══ DATASET CONTENT ══
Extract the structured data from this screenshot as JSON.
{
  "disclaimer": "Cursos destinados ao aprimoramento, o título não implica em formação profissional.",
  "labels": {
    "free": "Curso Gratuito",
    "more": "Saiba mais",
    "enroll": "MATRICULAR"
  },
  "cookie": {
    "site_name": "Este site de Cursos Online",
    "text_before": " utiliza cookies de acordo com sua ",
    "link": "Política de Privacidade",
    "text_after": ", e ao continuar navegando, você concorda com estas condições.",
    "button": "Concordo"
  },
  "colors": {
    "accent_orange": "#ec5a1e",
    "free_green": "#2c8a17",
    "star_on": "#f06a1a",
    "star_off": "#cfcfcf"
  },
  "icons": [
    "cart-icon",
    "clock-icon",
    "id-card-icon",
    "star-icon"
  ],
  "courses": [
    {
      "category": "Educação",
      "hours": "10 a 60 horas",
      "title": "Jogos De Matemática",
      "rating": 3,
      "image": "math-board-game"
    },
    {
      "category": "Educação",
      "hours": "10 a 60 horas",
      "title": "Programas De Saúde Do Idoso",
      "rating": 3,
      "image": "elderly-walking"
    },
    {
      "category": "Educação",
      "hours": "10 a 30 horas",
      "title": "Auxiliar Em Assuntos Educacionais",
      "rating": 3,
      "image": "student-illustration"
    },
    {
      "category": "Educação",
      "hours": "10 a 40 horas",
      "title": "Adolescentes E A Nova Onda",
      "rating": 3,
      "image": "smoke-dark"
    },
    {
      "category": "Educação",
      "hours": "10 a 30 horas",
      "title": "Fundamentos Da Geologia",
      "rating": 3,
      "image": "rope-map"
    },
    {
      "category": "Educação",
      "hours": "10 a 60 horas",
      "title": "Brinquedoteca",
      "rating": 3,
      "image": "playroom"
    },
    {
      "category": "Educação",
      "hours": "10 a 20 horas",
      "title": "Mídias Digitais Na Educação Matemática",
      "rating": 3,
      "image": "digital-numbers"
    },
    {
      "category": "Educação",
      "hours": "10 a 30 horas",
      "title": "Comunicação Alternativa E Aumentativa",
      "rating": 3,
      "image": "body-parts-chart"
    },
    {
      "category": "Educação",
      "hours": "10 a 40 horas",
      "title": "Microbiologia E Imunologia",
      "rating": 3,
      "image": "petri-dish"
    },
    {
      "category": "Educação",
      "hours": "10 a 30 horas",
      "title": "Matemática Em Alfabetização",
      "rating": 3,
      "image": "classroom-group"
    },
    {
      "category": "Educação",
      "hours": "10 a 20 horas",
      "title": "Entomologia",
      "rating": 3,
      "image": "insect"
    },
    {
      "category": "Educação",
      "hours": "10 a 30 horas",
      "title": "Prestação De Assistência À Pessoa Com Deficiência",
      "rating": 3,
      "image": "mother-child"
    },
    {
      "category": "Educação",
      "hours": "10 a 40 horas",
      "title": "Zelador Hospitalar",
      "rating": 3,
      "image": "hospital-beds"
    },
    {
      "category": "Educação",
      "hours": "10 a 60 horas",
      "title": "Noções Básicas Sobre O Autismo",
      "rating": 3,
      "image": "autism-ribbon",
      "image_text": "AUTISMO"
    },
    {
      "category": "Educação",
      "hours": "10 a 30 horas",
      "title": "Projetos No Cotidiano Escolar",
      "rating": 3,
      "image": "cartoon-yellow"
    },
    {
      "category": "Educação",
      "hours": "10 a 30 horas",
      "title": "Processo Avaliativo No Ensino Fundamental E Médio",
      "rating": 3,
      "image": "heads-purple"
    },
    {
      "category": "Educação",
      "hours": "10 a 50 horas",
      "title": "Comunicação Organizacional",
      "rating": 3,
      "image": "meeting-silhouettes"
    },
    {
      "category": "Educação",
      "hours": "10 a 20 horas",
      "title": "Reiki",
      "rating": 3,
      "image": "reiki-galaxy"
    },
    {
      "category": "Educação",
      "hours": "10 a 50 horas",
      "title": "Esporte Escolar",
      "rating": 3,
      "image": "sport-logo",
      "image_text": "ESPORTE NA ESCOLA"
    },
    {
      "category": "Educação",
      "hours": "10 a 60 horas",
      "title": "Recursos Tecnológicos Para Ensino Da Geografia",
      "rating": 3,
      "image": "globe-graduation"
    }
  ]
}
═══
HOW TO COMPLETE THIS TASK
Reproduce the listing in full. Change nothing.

WRITTEN ANSWER
Extract the structured data from this screenshot as JSON.
{
  "disclaimer": "Cursos destinados ao aprimoramento, o título não implica em formação profissional.",
  "labels": {
    "free": "Curso Gratuito",
    "more": "Saiba mais",
    "enroll": "MATRICULAR"
  },
  "cookie": {
    "site_name": "Este site de Cursos Online",
    "text_before": " utiliza cookies de acordo com sua ",
    "link": "Política de Privacidade",
    "text_after": ", e ao continuar navegando, você concorda com estas condições.",
    "button": "Concordo"
  },
  "colors": {
    "accent_orange": "#ec5a1e",
    "free_green": "#2c8a17",
    "star_on": "#f06a1a",
    "star_off": "#cfcfcf"
  },
  "icons": [
    "cart-icon",
    "clock-icon",
    "id-card-icon",
    "star-icon"
  ],
  "courses": [
    {
      "category": "Educação",
      "hours": "10 a 60 horas",
      "title": "Jogos De Matemática",
      "rating": 3,
      "image": "math-board-game"
    },
    {
      "category": "Educação",
      "hours": "10 a 60 horas",
      "title": "Programas De Saúde Do Idoso",
      "rating": 3,
      "image": "elderly-walking"
    },
    {
      "category": "Educação",
      "hours": "10 a 30 horas",
      "title": "Auxiliar Em Assuntos Educacionais",
      "rating": 3,
      "image": "student-illustration"
    },
    {
      "category": "Educação",
      "hours": "10 a 40 horas",
      "title": "Adolescentes E A Nova Onda",
      "rating": 3,
      "image": "smoke-dark"
    },
    {
      "category": "Educação",
      "hours": "10 a 30 horas",
      "title": "Fundamentos Da Geologia",
      "rating": 3,
      "image": "rope-map"
    },
    {
      "category": "Educação",
      "hours": "10 a 60 horas",
      "title": "Brinquedoteca",
      "rating": 3,
      "image": "playroom"
    },
    {
      "category": "Educação",
      "hours": "10 a 20 horas",
      "title": "Mídias Digitais Na Educação Matemática",
      "rating": 3,
      "image": "digital-numbers"
    },
    {
      "category": "Educação",
      "hours": "10 a 30 horas",
      "title": "Comunicação Alternativa E Aumentativa",
      "rating": 3,
      "image": "body-parts-chart"
    },
    {
      "category": "Educação",
      "hours": "10 a 40 horas",
      "title": "Microbiologia E Imunologia",
      "rating": 3,
      "image": "petri-dish"
    },
    {
      "category": "Educação",
      "hours": "10 a 30 horas",
      "title": "Matemática Em Alfabetização",
      "rating": 3,
      "image": "classroom-group"
    },
    {
      "category": "Educação",
      "hours": "10 a 20 horas",
      "title": "Entomologia",
      "rating": 3,
      "image": "insect"
    },
    {
      "category": "Educação",
      "hours": "10 a 30 horas",
      "title": "Prestação De Assistência À Pessoa Com Deficiência",
      "rating": 3,
      "image": "mother-child"
    },
    {
      "category": "Educação",
      "hours": "10 a 40 horas",
      "title": "Zelador Hospitalar",
      "rating": 3,
      "image": "hospital-beds"
    },
    {
      "category": "Educação",
      "hours": "10 a 60 horas",
      "title": "Noções Básicas Sobre O Autismo",
      "rating": 3,
      "image": "autism-ribbon",
      "image_text": "AUTISMO"
    },
    {
      "category": "Educação",
      "hours": "10 a 30 horas",
      "title": "Projetos No Cotidiano Escolar",
      "rating": 3,
      "image": "cartoon-yellow"
    },
    {
      "category": "Educação",
      "hours": "10 a 30 horas",
      "title": "Processo Avaliativo No Ensino Fundamental E Médio",
      "rating": 3,
      "image": "heads-purple"
    },
    {
      "category": "Educação",
      "hours": "10 a 50 horas",
      "title": "Comunicação Organizacional",
      "rating": 3,
      "image": "meeting-silhouettes"
    },
    {
      "category": "Educação",
      "hours": "10 a 20 horas",
      "title": "Reiki",
      "rating": 3,
      "image": "reiki-galaxy"
    },
    {
      "category": "Educação",
      "hours": "10 a 50 horas",
      "title": "Esporte Escolar",
      "rating": 3,
      "image": "sport-logo",
      "image_text": "ESPORTE NA ESCOLA"
    },
    {
      "category": "Educação",
      "hours": "10 a 60 horas",
      "title": "Recursos Tecnológicos Para Ensino Da Geografia",
      "rating": 3,
      "image": "globe-graduation"
    }
  ]
}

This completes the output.